I've been really inspired to come up with a variety of means of support for South Africa in terms of the Internet and networking. The Great Enemy of All Mankind is the local privatised telecoms provider, and the price of bandwidth is truly absurd. As a result, creative means are generally put in place to avert paying an arm and a leg for data.
My business plan is simple - for R15 a month (or something along those lines), users are given access to an "intelligent proxy". This proxy determines the most popular downloads, and makes longer-term caches based on demand. Using ISPs which can intelligently route between local and international bandwidth, users can make use of the proxy for very little, and (because of the rich-club phenomenon of Internet downloads) probably have most of their largest downloads cached locally.

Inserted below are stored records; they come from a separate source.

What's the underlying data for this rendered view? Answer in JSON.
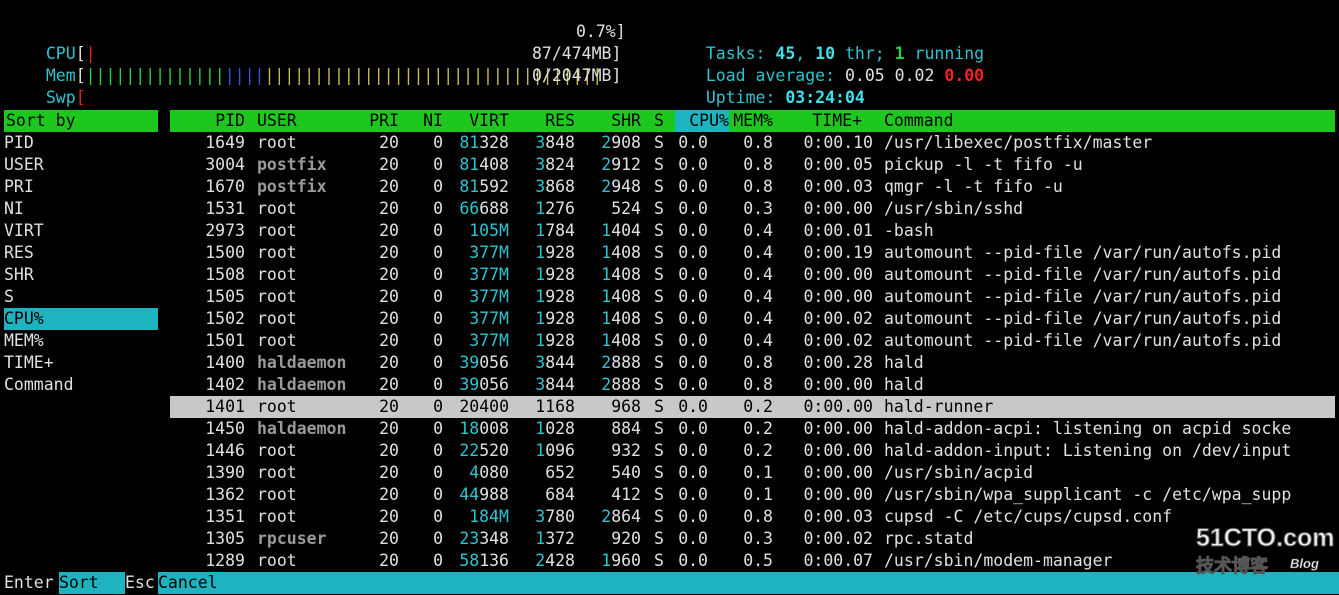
{
  "meters": {
    "cpu": {
      "label": "CPU",
      "bar": "|",
      "value": "0.7%"
    },
    "mem": {
      "label": "Mem",
      "bar_green": "||||||||||||||",
      "bar_blue": "||||",
      "bar_yellow": "||||||||||||||||||||||||||||||||||",
      "value": "87/474MB"
    },
    "swp": {
      "label": "Swp",
      "value": "0/2047MB"
    }
  },
  "summary": {
    "tasks_label": "Tasks: ",
    "tasks": "45",
    "thr": "10",
    "thr_label": " thr; ",
    "running": "1",
    "running_label": " running",
    "load_label": "Load average: ",
    "load1": "0.05",
    "load5": "0.02",
    "load15": "0.00",
    "uptime_label": "Uptime: ",
    "uptime": "03:24:04"
  },
  "sort_panel": {
    "title": "Sort by",
    "items": [
      "PID",
      "USER",
      "PRI",
      "NI",
      "VIRT",
      "RES",
      "SHR",
      "S",
      "CPU%",
      "MEM%",
      "TIME+",
      "Command"
    ],
    "selected": "CPU%"
  },
  "columns": [
    "PID",
    "USER",
    "PRI",
    "NI",
    "VIRT",
    "RES",
    "SHR",
    "S",
    "CPU%",
    "MEM%",
    "TIME+",
    "Command"
  ],
  "processes": [
    {
      "pid": "1649",
      "user": "root",
      "pri": "20",
      "ni": "0",
      "virt": "81328",
      "res": "3848",
      "shr": "2908",
      "s": "S",
      "cpu": "0.0",
      "mem": "0.8",
      "time": "0:00.10",
      "cmd": "/usr/libexec/postfix/master"
    },
    {
      "pid": "3004",
      "user": "postfix",
      "pri": "20",
      "ni": "0",
      "virt": "81408",
      "res": "3824",
      "shr": "2912",
      "s": "S",
      "cpu": "0.0",
      "mem": "0.8",
      "time": "0:00.05",
      "cmd": "pickup -l -t fifo -u"
    },
    {
      "pid": "1670",
      "user": "postfix",
      "pri": "20",
      "ni": "0",
      "virt": "81592",
      "res": "3868",
      "shr": "2948",
      "s": "S",
      "cpu": "0.0",
      "mem": "0.8",
      "time": "0:00.03",
      "cmd": "qmgr -l -t fifo -u"
    },
    {
      "pid": "1531",
      "user": "root",
      "pri": "20",
      "ni": "0",
      "virt": "66688",
      "res": "1276",
      "shr": "524",
      "s": "S",
      "cpu": "0.0",
      "mem": "0.3",
      "time": "0:00.00",
      "cmd": "/usr/sbin/sshd"
    },
    {
      "pid": "2973",
      "user": "root",
      "pri": "20",
      "ni": "0",
      "virt": "105M",
      "res": "1784",
      "shr": "1404",
      "s": "S",
      "cpu": "0.0",
      "mem": "0.4",
      "time": "0:00.01",
      "cmd": "-bash"
    },
    {
      "pid": "1500",
      "user": "root",
      "pri": "20",
      "ni": "0",
      "virt": "377M",
      "res": "1928",
      "shr": "1408",
      "s": "S",
      "cpu": "0.0",
      "mem": "0.4",
      "time": "0:00.19",
      "cmd": "automount --pid-file /var/run/autofs.pid"
    },
    {
      "pid": "1508",
      "user": "root",
      "pri": "20",
      "ni": "0",
      "virt": "377M",
      "res": "1928",
      "shr": "1408",
      "s": "S",
      "cpu": "0.0",
      "mem": "0.4",
      "time": "0:00.00",
      "cmd": "automount --pid-file /var/run/autofs.pid"
    },
    {
      "pid": "1505",
      "user": "root",
      "pri": "20",
      "ni": "0",
      "virt": "377M",
      "res": "1928",
      "shr": "1408",
      "s": "S",
      "cpu": "0.0",
      "mem": "0.4",
      "time": "0:00.00",
      "cmd": "automount --pid-file /var/run/autofs.pid"
    },
    {
      "pid": "1502",
      "user": "root",
      "pri": "20",
      "ni": "0",
      "virt": "377M",
      "res": "1928",
      "shr": "1408",
      "s": "S",
      "cpu": "0.0",
      "mem": "0.4",
      "time": "0:00.02",
      "cmd": "automount --pid-file /var/run/autofs.pid"
    },
    {
      "pid": "1501",
      "user": "root",
      "pri": "20",
      "ni": "0",
      "virt": "377M",
      "res": "1928",
      "shr": "1408",
      "s": "S",
      "cpu": "0.0",
      "mem": "0.4",
      "time": "0:00.02",
      "cmd": "automount --pid-file /var/run/autofs.pid"
    },
    {
      "pid": "1400",
      "user": "haldaemon",
      "pri": "20",
      "ni": "0",
      "virt": "39056",
      "res": "3844",
      "shr": "2888",
      "s": "S",
      "cpu": "0.0",
      "mem": "0.8",
      "time": "0:00.28",
      "cmd": "hald"
    },
    {
      "pid": "1402",
      "user": "haldaemon",
      "pri": "20",
      "ni": "0",
      "virt": "39056",
      "res": "3844",
      "shr": "2888",
      "s": "S",
      "cpu": "0.0",
      "mem": "0.8",
      "time": "0:00.00",
      "cmd": "hald"
    },
    {
      "pid": "1401",
      "user": "root",
      "pri": "20",
      "ni": "0",
      "virt": "20400",
      "res": "1168",
      "shr": "968",
      "s": "S",
      "cpu": "0.0",
      "mem": "0.2",
      "time": "0:00.00",
      "cmd": "hald-runner",
      "selected": true
    },
    {
      "pid": "1450",
      "user": "haldaemon",
      "pri": "20",
      "ni": "0",
      "virt": "18008",
      "res": "1028",
      "shr": "884",
      "s": "S",
      "cpu": "0.0",
      "mem": "0.2",
      "time": "0:00.00",
      "cmd": "hald-addon-acpi: listening on acpid socke"
    },
    {
      "pid": "1446",
      "user": "root",
      "pri": "20",
      "ni": "0",
      "virt": "22520",
      "res": "1096",
      "shr": "932",
      "s": "S",
      "cpu": "0.0",
      "mem": "0.2",
      "time": "0:00.00",
      "cmd": "hald-addon-input: Listening on /dev/input"
    },
    {
      "pid": "1390",
      "user": "root",
      "pri": "20",
      "ni": "0",
      "virt": "4080",
      "res": "652",
      "shr": "540",
      "s": "S",
      "cpu": "0.0",
      "mem": "0.1",
      "time": "0:00.00",
      "cmd": "/usr/sbin/acpid"
    },
    {
      "pid": "1362",
      "user": "root",
      "pri": "20",
      "ni": "0",
      "virt": "44988",
      "res": "684",
      "shr": "412",
      "s": "S",
      "cpu": "0.0",
      "mem": "0.1",
      "time": "0:00.00",
      "cmd": "/usr/sbin/wpa_supplicant -c /etc/wpa_supp"
    },
    {
      "pid": "1351",
      "user": "root",
      "pri": "20",
      "ni": "0",
      "virt": "184M",
      "res": "3780",
      "shr": "2864",
      "s": "S",
      "cpu": "0.0",
      "mem": "0.8",
      "time": "0:00.03",
      "cmd": "cupsd -C /etc/cups/cupsd.conf"
    },
    {
      "pid": "1305",
      "user": "rpcuser",
      "pri": "20",
      "ni": "0",
      "virt": "23348",
      "res": "1372",
      "shr": "920",
      "s": "S",
      "cpu": "0.0",
      "mem": "0.3",
      "time": "0:00.02",
      "cmd": "rpc.statd"
    },
    {
      "pid": "1289",
      "user": "root",
      "pri": "20",
      "ni": "0",
      "virt": "58136",
      "res": "2428",
      "shr": "1960",
      "s": "S",
      "cpu": "0.0",
      "mem": "0.5",
      "time": "0:00.07",
      "cmd": "/usr/sbin/modem-manager"
    }
  ],
  "footer": {
    "key1": "Enter",
    "label1": "Sort",
    "key2": "Esc",
    "label2": "Cancel"
  },
  "watermark": {
    "line1": "51CTO.com",
    "line2": "技术博客",
    "line3": "Blog"
  },
  "colors": {
    "green_bar": "#1ec71e",
    "cyan_bar": "#1db3bf",
    "selected_row": "#c8c8c8",
    "red": "#e52020"
  }
}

As the subscriber base increases, the amount that can be invested in (a) cache drive space and (b) international bandwidth costs increases, making the service more valuable as more members join, as the quantity of data cached will increase.
The intelligent proxy has several flaws:
- Streaming media is obviously going to present a problem
- Direct communication won't be affected - sending files via email/IM is not going to be helped
- Obviously, as the subscriber base increases, so will the demand for "niche" items. While Windows Updates will be common early on, DirectX 11 development libraries will probably only have a small following. These will be possible to pull later in the service as subscribers grow, but early on it will still pose problems.